One of the aspects of the world of software development that I find interesting is that as a group we seem to be constantly searching for the perfect metaphor or analogy to explain to non-software developers what it is we actually do. Some have said that writing software is like building a house, but others disagree and claim that it’s a more organic process akin to something like gardening.
I've been following the Web’s reaction to last week’s Apple iPad unveiling with great interest. It’s clear that this was no iPhone announcement, meeting with near universal acclaim. From watching the video of the event the applause seemed subdued in parts and any talk of game-changing was not unanimous.
My name’s John Topley and I have a little secret that I want to share with you today. No, not that one. The fact is that I’m addicted to buying computer books, to the extent that I often buy them but never finish them. I could spend days in the Computing section of one of the big bookshops in Charing Cross Road.
Continuing the “What’s In Your Wallet?” meme started by my good friend John Conners, here are the contents of my wallet at the time of writing.
1982 • Saturday, 27 October 2007
Time for a quick quiz. What do the following have in common?
Atomic • Saturday, 04 August 2007
Two amazing facts that you may not know about atoms.
I was born too late for the Apollo era. If I could choose to observe any momentous moment in history, then I wouldn’t choose to see the invention of the wheel because we don’t know when it was invented or by whom. There probably wasn’t much to see anyway—some guy discovering that you can more easily roll a round rock than a square one.

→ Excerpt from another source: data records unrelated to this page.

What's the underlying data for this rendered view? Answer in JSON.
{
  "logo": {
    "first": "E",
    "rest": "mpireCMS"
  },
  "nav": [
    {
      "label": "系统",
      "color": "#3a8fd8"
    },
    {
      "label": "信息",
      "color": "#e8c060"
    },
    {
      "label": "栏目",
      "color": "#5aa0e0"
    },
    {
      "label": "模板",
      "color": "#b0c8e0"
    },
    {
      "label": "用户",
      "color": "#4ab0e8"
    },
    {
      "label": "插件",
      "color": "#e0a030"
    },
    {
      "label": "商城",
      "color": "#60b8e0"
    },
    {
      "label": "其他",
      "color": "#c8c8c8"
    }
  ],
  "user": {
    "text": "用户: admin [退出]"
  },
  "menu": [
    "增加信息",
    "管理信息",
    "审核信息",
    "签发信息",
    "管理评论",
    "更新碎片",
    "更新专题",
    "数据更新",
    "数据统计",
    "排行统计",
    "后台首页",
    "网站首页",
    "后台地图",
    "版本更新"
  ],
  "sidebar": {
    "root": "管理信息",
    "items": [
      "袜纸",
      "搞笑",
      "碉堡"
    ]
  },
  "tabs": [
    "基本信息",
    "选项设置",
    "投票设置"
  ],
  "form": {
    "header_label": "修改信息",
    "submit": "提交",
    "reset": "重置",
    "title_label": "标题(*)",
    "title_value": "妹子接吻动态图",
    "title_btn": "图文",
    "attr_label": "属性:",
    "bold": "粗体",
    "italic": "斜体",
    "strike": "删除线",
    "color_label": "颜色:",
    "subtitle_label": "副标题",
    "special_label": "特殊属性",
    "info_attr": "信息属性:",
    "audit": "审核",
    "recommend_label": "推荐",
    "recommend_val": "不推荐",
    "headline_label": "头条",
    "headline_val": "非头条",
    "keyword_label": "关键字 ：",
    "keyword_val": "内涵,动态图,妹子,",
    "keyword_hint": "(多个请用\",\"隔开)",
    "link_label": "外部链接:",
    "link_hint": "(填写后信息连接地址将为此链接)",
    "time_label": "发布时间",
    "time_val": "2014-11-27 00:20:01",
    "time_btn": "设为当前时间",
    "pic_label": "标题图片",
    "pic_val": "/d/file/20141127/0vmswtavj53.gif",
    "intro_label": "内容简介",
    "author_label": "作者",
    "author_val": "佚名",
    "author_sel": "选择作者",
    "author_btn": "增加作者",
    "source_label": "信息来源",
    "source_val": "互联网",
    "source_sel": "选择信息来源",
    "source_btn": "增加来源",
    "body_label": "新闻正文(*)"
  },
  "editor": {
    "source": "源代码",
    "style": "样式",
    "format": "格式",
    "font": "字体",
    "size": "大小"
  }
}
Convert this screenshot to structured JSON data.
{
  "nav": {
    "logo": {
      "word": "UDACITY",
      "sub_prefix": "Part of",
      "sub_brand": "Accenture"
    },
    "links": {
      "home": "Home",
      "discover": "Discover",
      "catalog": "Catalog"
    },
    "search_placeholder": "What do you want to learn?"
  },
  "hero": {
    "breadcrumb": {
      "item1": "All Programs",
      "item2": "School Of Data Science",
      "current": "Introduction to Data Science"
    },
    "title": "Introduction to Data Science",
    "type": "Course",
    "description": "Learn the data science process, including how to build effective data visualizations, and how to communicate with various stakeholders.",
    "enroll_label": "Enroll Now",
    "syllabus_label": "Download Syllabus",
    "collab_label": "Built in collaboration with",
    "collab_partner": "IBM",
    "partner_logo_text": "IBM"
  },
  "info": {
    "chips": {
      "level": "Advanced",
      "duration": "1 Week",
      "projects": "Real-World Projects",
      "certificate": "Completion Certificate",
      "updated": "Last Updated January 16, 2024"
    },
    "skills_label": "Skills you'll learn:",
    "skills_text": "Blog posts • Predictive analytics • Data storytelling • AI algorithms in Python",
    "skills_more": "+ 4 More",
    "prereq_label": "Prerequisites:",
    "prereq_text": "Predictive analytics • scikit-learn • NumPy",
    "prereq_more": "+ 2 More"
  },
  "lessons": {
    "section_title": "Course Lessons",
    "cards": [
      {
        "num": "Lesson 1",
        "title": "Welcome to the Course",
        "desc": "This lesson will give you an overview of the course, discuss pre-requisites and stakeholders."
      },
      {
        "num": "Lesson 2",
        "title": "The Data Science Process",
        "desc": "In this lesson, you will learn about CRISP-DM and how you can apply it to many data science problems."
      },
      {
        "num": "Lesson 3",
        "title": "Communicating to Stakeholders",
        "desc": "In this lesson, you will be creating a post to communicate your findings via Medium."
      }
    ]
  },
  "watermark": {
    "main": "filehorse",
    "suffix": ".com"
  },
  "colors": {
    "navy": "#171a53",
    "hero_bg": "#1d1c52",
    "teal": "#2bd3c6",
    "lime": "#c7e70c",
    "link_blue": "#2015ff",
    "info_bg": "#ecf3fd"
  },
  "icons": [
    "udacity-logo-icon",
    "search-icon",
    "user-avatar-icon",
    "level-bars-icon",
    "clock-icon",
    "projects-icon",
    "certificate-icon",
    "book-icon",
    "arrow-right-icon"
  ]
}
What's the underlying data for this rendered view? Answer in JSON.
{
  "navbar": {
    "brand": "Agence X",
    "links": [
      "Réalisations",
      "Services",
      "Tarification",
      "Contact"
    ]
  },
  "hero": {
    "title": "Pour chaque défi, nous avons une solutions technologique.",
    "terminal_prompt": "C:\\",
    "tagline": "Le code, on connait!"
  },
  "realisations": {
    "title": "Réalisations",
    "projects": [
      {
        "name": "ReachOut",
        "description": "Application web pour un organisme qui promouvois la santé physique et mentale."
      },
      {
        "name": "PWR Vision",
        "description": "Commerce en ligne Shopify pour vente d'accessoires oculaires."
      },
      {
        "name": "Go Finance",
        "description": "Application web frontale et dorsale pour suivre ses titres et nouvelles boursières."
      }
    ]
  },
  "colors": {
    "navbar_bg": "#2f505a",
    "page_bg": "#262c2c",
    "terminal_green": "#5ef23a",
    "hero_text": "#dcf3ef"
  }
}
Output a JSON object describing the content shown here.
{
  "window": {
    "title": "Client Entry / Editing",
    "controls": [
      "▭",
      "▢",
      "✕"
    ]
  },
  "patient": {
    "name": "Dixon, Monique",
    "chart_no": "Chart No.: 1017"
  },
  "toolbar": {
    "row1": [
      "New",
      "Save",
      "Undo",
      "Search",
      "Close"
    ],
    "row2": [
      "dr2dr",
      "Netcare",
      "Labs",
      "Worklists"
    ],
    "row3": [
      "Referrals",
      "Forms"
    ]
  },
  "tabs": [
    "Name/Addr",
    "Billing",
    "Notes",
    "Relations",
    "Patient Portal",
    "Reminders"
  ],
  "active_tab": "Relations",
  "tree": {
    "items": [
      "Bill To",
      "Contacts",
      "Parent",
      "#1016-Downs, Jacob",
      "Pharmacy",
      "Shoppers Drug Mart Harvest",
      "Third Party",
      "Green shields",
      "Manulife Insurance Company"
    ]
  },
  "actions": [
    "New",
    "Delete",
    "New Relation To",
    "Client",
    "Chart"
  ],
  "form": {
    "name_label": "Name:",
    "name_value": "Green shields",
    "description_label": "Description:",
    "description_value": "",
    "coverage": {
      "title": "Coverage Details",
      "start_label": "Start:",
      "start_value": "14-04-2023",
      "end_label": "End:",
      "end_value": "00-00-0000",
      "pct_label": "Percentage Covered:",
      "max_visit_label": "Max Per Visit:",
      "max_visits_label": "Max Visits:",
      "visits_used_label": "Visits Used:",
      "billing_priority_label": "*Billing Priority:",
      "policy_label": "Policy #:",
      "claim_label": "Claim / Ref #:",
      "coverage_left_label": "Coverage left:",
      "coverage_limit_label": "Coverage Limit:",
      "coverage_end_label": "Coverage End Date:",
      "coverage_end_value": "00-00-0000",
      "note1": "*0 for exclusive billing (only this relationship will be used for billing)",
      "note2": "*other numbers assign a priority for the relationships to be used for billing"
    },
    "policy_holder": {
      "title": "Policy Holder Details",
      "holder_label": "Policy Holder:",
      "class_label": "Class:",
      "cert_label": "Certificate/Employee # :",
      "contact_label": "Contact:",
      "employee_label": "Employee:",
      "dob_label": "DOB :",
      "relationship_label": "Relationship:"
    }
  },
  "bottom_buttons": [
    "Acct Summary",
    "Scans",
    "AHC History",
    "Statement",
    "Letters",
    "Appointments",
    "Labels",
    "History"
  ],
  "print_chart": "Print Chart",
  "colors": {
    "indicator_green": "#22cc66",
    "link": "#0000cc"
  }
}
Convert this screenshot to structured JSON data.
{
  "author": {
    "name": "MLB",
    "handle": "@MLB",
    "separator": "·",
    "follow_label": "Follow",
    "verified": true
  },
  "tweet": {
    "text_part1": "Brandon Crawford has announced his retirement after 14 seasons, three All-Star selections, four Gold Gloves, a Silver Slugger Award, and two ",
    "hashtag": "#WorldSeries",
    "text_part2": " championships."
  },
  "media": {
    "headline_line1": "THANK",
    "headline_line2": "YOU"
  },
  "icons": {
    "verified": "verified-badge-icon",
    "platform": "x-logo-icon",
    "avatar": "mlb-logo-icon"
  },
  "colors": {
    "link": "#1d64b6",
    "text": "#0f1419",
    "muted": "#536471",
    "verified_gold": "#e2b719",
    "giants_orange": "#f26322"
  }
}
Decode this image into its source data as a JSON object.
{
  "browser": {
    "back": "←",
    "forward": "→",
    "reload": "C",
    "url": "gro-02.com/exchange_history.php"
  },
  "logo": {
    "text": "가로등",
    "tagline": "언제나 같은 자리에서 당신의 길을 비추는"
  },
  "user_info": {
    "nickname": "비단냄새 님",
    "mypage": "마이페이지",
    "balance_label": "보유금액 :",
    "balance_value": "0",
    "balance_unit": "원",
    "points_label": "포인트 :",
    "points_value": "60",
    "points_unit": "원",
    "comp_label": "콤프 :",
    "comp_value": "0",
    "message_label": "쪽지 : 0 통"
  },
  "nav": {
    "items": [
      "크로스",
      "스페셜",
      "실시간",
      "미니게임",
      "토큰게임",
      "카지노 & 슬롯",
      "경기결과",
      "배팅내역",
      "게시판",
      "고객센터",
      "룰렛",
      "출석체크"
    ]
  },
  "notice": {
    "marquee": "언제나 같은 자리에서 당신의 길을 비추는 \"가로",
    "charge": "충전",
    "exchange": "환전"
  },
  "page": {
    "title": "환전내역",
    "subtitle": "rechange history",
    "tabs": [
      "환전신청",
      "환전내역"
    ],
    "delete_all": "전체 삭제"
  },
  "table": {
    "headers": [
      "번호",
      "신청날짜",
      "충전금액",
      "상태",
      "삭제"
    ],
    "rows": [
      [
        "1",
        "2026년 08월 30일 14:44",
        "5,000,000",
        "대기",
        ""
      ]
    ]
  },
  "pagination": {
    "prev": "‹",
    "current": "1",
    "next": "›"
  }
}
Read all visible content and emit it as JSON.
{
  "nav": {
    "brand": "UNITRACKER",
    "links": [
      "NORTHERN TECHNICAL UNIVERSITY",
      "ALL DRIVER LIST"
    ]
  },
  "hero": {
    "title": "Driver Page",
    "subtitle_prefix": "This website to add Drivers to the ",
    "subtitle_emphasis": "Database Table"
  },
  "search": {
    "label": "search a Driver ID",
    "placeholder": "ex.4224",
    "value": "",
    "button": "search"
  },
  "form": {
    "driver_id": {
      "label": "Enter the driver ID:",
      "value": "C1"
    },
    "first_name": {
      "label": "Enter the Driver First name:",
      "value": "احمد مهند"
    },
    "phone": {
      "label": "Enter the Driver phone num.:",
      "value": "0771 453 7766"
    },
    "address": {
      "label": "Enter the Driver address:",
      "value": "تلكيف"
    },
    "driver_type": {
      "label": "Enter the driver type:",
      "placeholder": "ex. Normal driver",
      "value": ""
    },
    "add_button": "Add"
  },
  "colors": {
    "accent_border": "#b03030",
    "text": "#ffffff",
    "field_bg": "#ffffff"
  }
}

Enterprise Java leads us to a point where choice becomes a bad thing.
I’m no mobile phone expert. My current phone is a Sony Ericsson Z200 which is a few years old and doesn’t have a camera, FM radio or MP3 player. I bought it because you can make calls with it and because it’s very small and quite robust.
I’ve just run my ISP’s speed test tool which is something that I occasionally like to do to see how fast my broadband Internet connection is, and to see whether I’m getting anywhere near the 8 Mbps that I’m supposed to.
It’s hard to believe, but the World Wide Web turned fifteen on the 6th of August. Hard to believe because the Web has more or less gone away. Before you think I’ve gone completely mad in the face of its ubiquity and pervasiveness, allow me to explain.
I've just had a strange thought. Imagine what it would be like if you took the desktop metaphor popularised by MacOS and Windows and turned it inside out and applied it back to real life.
Do the best programmers know how to Keep It Simple, Stupid? Is simplicity in itself a desirable goal? I didn't used to subscribe to the idea that simple was always best. I thought that sometimes complexity was the only answer.